Website and app data records:
<<<<

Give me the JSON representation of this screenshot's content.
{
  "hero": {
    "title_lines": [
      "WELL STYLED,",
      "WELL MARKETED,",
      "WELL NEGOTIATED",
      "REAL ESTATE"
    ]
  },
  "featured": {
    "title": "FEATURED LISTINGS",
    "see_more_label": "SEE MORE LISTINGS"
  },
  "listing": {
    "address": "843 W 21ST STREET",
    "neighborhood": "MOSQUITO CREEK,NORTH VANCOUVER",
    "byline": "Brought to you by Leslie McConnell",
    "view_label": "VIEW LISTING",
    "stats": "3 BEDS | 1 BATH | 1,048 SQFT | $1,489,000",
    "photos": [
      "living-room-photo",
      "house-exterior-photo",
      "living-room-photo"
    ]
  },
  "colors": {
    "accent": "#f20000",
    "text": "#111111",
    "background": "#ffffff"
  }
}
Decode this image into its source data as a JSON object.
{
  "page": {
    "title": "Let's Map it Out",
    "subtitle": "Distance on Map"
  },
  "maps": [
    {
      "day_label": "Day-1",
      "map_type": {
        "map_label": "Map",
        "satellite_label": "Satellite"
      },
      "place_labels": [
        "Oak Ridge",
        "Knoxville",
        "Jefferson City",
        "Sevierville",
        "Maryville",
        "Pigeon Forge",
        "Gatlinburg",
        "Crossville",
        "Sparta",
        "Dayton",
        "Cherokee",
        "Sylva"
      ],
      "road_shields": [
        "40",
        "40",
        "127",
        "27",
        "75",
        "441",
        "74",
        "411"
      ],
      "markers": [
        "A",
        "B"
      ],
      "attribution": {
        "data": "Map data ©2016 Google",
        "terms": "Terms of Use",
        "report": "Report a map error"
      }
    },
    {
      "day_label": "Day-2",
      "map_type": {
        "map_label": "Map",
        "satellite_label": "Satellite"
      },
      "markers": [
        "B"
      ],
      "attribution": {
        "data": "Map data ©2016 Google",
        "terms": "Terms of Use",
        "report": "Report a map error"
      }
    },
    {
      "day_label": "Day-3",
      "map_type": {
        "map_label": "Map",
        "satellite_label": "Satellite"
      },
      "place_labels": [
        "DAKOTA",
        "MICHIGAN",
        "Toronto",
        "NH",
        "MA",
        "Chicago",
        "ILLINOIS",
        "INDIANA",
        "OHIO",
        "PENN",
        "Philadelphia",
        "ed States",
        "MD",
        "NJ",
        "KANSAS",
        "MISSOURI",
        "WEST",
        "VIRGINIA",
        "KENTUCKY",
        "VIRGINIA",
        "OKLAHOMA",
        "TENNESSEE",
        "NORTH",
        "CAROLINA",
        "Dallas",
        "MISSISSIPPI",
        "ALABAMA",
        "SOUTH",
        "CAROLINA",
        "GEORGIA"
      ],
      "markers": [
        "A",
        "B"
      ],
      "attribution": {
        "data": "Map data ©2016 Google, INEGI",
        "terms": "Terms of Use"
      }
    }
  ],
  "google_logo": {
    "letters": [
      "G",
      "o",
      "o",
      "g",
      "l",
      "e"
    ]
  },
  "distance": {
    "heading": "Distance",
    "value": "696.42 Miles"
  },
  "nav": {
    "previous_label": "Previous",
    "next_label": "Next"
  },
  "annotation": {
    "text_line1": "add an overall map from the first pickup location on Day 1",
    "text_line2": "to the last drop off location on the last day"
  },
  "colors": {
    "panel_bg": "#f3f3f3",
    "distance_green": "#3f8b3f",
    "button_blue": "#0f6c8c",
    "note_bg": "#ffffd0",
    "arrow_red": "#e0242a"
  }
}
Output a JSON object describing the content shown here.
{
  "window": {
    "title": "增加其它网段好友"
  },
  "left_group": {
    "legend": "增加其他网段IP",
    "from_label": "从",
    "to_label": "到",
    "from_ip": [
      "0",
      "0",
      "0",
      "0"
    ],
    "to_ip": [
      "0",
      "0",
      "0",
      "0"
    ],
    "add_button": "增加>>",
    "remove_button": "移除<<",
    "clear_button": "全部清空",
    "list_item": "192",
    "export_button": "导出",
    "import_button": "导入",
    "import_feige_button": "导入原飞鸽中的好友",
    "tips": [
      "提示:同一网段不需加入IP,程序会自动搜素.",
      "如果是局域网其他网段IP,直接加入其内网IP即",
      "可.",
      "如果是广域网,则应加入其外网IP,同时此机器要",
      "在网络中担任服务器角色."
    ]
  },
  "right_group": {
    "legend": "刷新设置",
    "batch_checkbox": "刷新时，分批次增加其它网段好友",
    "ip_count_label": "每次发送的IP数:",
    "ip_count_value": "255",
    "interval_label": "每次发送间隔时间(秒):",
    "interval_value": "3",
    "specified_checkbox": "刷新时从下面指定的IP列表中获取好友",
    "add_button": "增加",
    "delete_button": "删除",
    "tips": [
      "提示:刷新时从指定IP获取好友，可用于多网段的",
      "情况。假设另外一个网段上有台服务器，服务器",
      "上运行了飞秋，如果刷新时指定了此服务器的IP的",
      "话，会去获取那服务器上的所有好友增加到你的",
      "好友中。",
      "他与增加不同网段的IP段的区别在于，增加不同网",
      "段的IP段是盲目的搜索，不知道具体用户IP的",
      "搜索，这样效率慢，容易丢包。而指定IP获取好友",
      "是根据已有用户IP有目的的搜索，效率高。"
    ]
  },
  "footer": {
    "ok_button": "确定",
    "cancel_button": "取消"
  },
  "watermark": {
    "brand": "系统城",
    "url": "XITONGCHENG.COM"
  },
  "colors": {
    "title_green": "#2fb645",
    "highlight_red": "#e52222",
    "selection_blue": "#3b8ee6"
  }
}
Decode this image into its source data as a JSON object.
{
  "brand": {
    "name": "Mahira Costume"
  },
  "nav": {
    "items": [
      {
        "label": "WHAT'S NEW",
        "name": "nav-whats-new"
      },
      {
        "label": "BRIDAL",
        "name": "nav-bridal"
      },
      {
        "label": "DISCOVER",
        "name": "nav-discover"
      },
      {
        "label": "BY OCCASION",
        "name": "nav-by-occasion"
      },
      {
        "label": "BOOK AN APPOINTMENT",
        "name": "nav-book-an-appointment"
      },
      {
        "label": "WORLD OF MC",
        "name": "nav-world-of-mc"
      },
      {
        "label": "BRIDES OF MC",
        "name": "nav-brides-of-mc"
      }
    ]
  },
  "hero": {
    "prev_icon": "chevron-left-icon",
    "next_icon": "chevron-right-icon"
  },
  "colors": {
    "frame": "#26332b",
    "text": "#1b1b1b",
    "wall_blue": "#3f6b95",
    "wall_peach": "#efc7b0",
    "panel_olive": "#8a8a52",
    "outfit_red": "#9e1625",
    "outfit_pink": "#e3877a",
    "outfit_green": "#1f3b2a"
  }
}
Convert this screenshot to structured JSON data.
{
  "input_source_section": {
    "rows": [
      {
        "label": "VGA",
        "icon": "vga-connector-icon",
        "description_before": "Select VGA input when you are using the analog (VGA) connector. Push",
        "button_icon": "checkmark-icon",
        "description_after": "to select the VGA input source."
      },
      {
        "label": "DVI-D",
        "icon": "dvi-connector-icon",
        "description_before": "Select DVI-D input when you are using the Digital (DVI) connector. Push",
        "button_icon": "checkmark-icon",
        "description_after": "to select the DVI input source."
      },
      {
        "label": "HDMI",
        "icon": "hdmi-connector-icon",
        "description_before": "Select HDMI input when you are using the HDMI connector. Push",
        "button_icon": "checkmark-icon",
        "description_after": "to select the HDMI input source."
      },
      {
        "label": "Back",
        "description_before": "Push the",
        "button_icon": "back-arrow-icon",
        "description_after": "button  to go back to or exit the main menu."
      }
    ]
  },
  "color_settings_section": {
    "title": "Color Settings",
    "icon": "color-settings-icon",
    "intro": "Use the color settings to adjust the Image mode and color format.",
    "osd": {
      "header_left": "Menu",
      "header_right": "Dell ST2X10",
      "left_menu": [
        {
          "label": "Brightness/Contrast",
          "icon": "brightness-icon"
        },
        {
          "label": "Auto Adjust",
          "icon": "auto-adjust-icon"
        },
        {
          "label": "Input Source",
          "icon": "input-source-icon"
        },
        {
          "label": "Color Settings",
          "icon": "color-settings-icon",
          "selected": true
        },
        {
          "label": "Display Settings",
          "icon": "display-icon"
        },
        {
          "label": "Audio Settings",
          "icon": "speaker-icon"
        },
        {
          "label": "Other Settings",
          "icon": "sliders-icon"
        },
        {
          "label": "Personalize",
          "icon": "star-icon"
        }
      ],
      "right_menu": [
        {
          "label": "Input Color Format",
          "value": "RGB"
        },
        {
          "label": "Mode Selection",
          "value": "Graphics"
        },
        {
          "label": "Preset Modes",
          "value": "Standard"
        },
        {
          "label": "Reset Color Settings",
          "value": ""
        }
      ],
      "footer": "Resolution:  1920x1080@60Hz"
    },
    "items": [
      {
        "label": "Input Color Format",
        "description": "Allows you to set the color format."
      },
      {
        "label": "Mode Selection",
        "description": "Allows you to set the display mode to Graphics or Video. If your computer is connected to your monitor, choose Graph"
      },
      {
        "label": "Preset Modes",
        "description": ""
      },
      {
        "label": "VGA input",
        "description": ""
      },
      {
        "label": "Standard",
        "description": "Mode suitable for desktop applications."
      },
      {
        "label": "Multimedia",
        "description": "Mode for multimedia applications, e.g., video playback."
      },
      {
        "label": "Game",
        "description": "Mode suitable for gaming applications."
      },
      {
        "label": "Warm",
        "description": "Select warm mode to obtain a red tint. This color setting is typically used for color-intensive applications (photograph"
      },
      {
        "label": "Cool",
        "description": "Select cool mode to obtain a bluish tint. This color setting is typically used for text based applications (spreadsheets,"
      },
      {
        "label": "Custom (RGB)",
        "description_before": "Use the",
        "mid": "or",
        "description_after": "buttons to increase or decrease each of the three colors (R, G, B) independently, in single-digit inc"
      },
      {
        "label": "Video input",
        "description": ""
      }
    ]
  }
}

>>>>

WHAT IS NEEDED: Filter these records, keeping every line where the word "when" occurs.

SOLUTION TO THE EXERCISE:
        "description_before": "Select VGA input when you are using the analog (VGA) connector. Push",
        "description_before": "Select DVI-D input when you are using the Digital (DVI) connector. Push",
        "description_before": "Select HDMI input when you are using the HDMI connector. Push",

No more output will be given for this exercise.